Randy Haberkamp, the Academy’s managing director of programming, education and preservation, said that the screenings have attracted a range of people from the community, including those who work nearby and others who walk from their homes in the surrounding area.
“We’re thrilled that there has been a great mix of people,” Haberkamp said. “Some of the films have been deliberately chosen to attract a family audience, and it’s been great to see that family dynamic discovering or sharing a classic film together.”
This is the first year of the Oscars Outdoors program, Haberkamp said. The program was launched after the property next door to the Academy archive at the Hollywood Academy Campus became open.
"We realized that the property would be a wonderful place to offer outdoor screenings that would serve as a way to reach out to the Hollywood area community," Habercamp said.
Habercamp said that the academy tried to select a range of family-friendly classics to screen throughout the summer.
“We wanted to make sure to celebrate a wide range of movies of various genres and decades, so we have comedies, westerns, musicals, love stories from as early as 1928 and as recent as 2006," Haberkamp said.
So far, Haberkamp said, the program has been a hit.
“The turnout has been wonderfully consistent," he said. "Even though we mixed older and newer films in with films that were more popular and a bit more obscure, the audience has appreciated that mixture.

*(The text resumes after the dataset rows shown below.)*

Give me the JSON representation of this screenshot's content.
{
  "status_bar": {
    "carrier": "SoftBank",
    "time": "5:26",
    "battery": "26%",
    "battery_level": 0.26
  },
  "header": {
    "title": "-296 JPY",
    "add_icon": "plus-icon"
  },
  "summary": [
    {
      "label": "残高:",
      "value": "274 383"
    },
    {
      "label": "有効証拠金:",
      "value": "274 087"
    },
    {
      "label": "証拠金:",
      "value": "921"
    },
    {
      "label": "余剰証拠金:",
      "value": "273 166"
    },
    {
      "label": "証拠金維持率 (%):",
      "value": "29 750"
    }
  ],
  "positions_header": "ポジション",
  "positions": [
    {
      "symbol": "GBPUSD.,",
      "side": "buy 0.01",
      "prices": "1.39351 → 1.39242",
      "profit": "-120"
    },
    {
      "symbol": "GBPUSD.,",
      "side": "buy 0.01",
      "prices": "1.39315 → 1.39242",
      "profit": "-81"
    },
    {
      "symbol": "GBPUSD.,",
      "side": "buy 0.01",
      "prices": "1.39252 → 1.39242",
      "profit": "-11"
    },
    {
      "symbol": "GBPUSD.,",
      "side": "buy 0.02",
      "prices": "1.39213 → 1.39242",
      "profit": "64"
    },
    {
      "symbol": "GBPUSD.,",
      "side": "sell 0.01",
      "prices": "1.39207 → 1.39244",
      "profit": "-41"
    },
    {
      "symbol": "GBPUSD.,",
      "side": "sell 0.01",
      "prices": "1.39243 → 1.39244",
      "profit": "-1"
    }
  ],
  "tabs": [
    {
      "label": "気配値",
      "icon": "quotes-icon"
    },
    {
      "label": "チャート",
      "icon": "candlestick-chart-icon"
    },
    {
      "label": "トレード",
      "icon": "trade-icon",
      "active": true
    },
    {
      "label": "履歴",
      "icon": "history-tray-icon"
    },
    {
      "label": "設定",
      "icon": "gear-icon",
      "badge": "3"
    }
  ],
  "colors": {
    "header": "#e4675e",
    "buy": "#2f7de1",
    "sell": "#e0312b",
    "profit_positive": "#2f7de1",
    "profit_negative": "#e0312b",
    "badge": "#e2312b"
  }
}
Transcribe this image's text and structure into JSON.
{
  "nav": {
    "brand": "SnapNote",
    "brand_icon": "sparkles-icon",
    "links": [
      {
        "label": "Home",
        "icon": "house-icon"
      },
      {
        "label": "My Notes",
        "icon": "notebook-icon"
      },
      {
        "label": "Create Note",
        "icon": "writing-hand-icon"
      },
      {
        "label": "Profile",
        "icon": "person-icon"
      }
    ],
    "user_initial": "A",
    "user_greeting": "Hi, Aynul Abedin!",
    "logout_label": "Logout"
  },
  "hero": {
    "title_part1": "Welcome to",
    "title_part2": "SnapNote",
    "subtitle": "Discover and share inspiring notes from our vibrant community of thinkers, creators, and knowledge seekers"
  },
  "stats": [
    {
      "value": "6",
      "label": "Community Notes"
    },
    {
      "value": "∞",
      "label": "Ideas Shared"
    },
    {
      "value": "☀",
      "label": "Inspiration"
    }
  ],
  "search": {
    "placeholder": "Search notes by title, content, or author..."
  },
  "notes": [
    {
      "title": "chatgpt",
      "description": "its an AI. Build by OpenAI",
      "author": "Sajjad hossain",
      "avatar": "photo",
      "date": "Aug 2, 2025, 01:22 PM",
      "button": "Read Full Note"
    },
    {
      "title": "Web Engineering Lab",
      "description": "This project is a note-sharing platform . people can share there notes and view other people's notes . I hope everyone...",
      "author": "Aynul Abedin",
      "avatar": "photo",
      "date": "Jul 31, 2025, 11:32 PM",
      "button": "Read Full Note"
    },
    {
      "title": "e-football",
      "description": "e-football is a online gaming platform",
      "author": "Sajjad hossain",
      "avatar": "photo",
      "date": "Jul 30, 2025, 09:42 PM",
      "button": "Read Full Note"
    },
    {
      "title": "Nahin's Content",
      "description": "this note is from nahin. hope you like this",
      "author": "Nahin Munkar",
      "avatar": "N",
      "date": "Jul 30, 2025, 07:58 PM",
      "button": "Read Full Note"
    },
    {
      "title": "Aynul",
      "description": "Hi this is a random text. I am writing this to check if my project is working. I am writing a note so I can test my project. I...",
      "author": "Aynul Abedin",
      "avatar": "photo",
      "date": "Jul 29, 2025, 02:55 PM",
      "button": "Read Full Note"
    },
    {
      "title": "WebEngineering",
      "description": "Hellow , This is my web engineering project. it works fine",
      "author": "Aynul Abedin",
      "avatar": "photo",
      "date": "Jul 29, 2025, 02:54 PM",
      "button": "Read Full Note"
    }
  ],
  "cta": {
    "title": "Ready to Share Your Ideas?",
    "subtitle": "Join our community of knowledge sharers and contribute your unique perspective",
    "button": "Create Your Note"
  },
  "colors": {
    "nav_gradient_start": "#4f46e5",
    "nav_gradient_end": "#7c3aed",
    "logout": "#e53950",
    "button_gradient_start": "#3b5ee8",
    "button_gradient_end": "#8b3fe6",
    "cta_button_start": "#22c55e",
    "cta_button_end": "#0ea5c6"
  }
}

Some sell out faster, but in the end each film has found an appreciative audience.”
Tickets to attend the screenings are $5 for general admission and $3 for students and Academy members. Tickets can be purchased through the Academy's website. Free parking is also included with admission.